Walter Greenleaf, Ph.D., Director of Technology Strategy at the University of Colorado National Mental Health Innovation Center
Abstract: The onrushing wave of Virtual Reality and Augmented Reality technology will profoundly impact healthcare. Working in concert with data analytics provided by wearable technology, VR and AR technology will shift the locus of clinical care from the hospital and the clinic to the home and workplace, and through improved analytics enable personalized medicine. We know from decades of clinical research that VR/AR technology can provide breakthrough solutions that address the most difficult problems in healthcare - ranging from mood disorders such as anxiety and depression to PTSD, addictions, autism, cognitive aging, stroke recovery, and physical rehabilitation, to name just a few. Individualized health and wellness protocols/treatment plans can be enhanced by using VR and AR to promote adherence and to encourage healthy lifestyles. As the cost of healthcare rises, VR and AR technology can serve as an effective telemedicine platform to reduce costs of care delivery and improve clinical efficiency.
Bio: Walter Greenleaf is a neuroscientist and a medical technology developer working at Stanford University. Walter’s current research focus is on developing computer supported clinical products, with a specific emphasis on applying virtual reality and digital health technology to address difficult problems in behavioral and physical medicine such as Post-traumatic Stress, Anxiety Disorders, Depression, Traumatic Brain Injury and Stroke, Addictions, and Autism Spectrum Disorder.
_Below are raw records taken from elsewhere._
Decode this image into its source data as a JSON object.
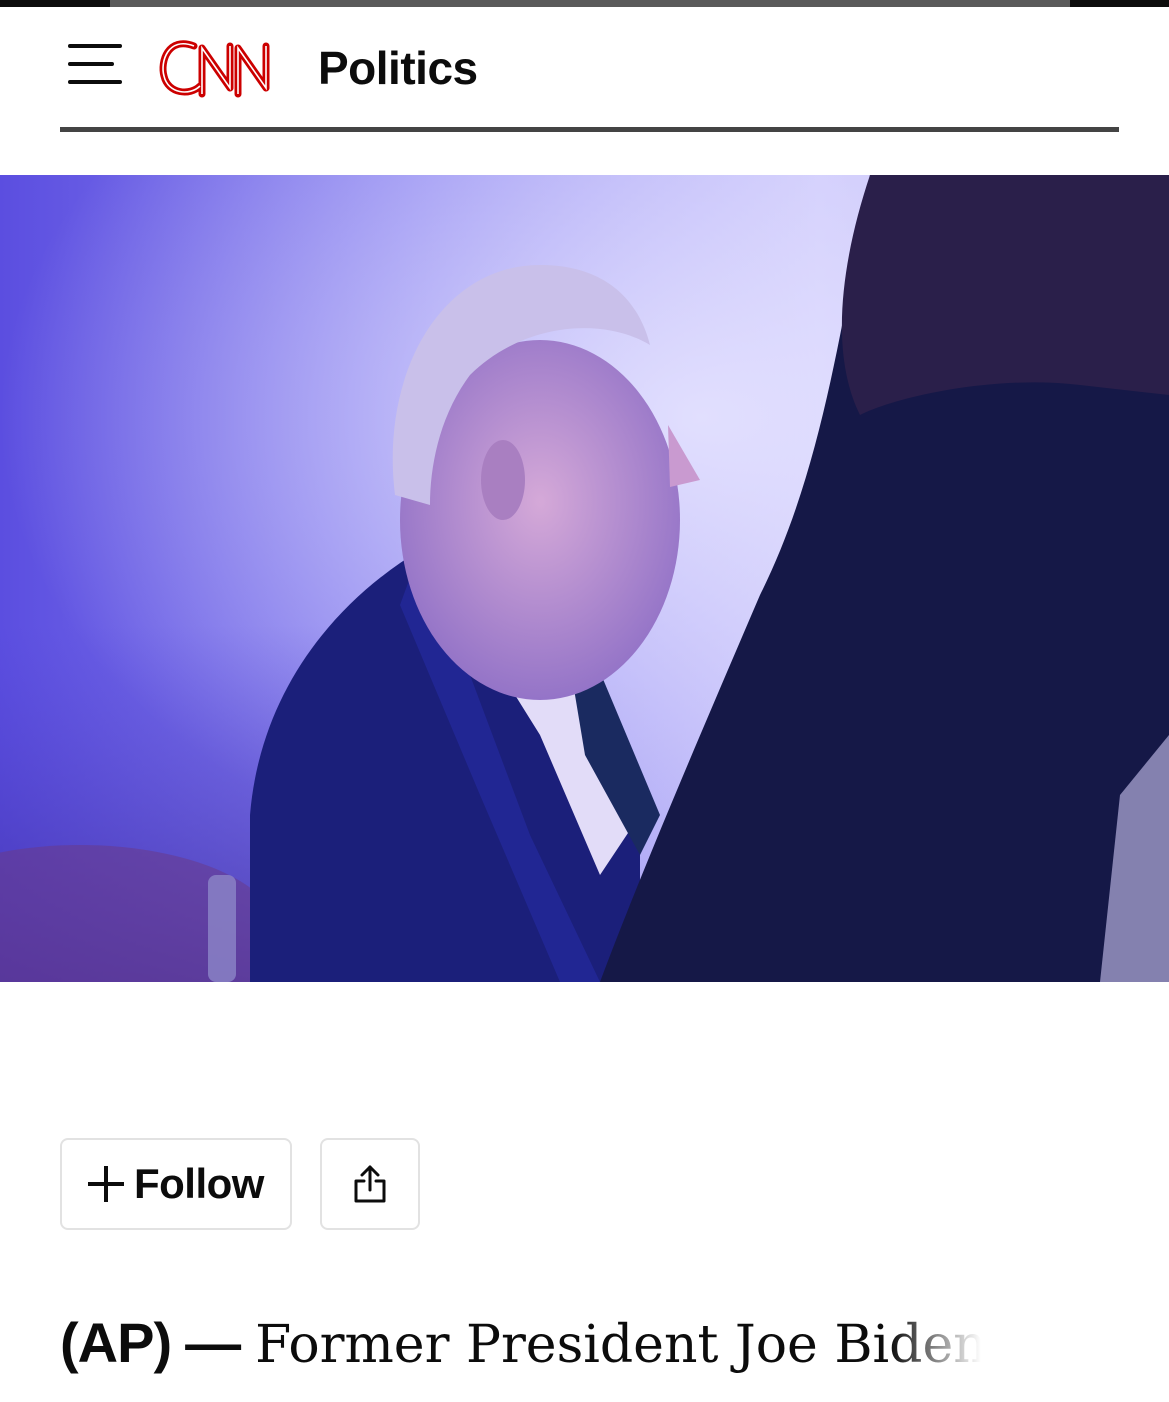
{
  "header": {
    "brand": "CNN",
    "section": "Politics",
    "menu_icon": "hamburger-menu-icon",
    "brand_color": "#cc0000"
  },
  "hero_image": {
    "description_icon": "photo"
  },
  "actions": {
    "follow_label": "Follow",
    "follow_icon": "plus-icon",
    "share_icon": "share-icon"
  },
  "article": {
    "dateline": "(AP)",
    "separator": "—",
    "lede": "Former President Joe Biden"
  }
}
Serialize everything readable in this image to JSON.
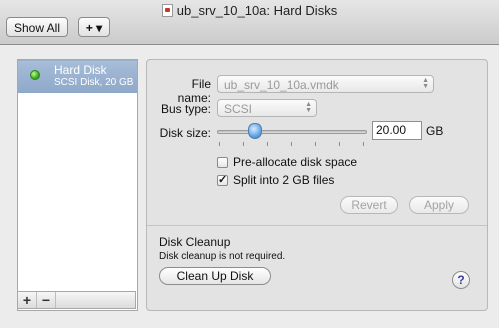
{
  "window": {
    "title": "ub_srv_10_10a: Hard Disks"
  },
  "toolbar": {
    "show_all_label": "Show All",
    "add_label": "+ ▾"
  },
  "sidebar": {
    "items": [
      {
        "name": "Hard Disk",
        "subtitle": "SCSI Disk, 20 GB",
        "status_color": "#3fae1d",
        "selected": true
      }
    ],
    "footer": {
      "add_label": "+",
      "remove_label": "−"
    }
  },
  "settings": {
    "file_name_label": "File name:",
    "file_name_value": "ub_srv_10_10a.vmdk",
    "bus_type_label": "Bus type:",
    "bus_type_value": "SCSI",
    "disk_size_label": "Disk size:",
    "disk_size_value": "20.00",
    "disk_size_unit": "GB",
    "disk_size_slider_fraction": 0.25,
    "preallocate_label": "Pre-allocate disk space",
    "preallocate_checked": false,
    "split_label": "Split into 2 GB files",
    "split_checked": true,
    "revert_label": "Revert",
    "apply_label": "Apply"
  },
  "cleanup": {
    "title": "Disk Cleanup",
    "status": "Disk cleanup is not required.",
    "button_label": "Clean Up Disk",
    "help_label": "?"
  },
  "colors": {
    "selection": "#8ea8c9",
    "help_accent": "#3b3ba0"
  }
}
Dr. Greenleaf is a Distinguished Visiting Scholar with mediaX at Stanford University, a Visiting Scholar at Stanford University’s Virtual Human Interaction Lab, and the Director of Technology Strategy at the University of Colorado National Mental Health Innovation Center. He previously served as the Director of the Mind Division at the Stanford Center on Longevity, with a focus on age-related changes in cognition. Walter earned a Ph.D. in Neuro and Bio-Behavioral Sciences from the Stanford University School of Medicine, where he was awarded a NIMH Graduate Fellowship.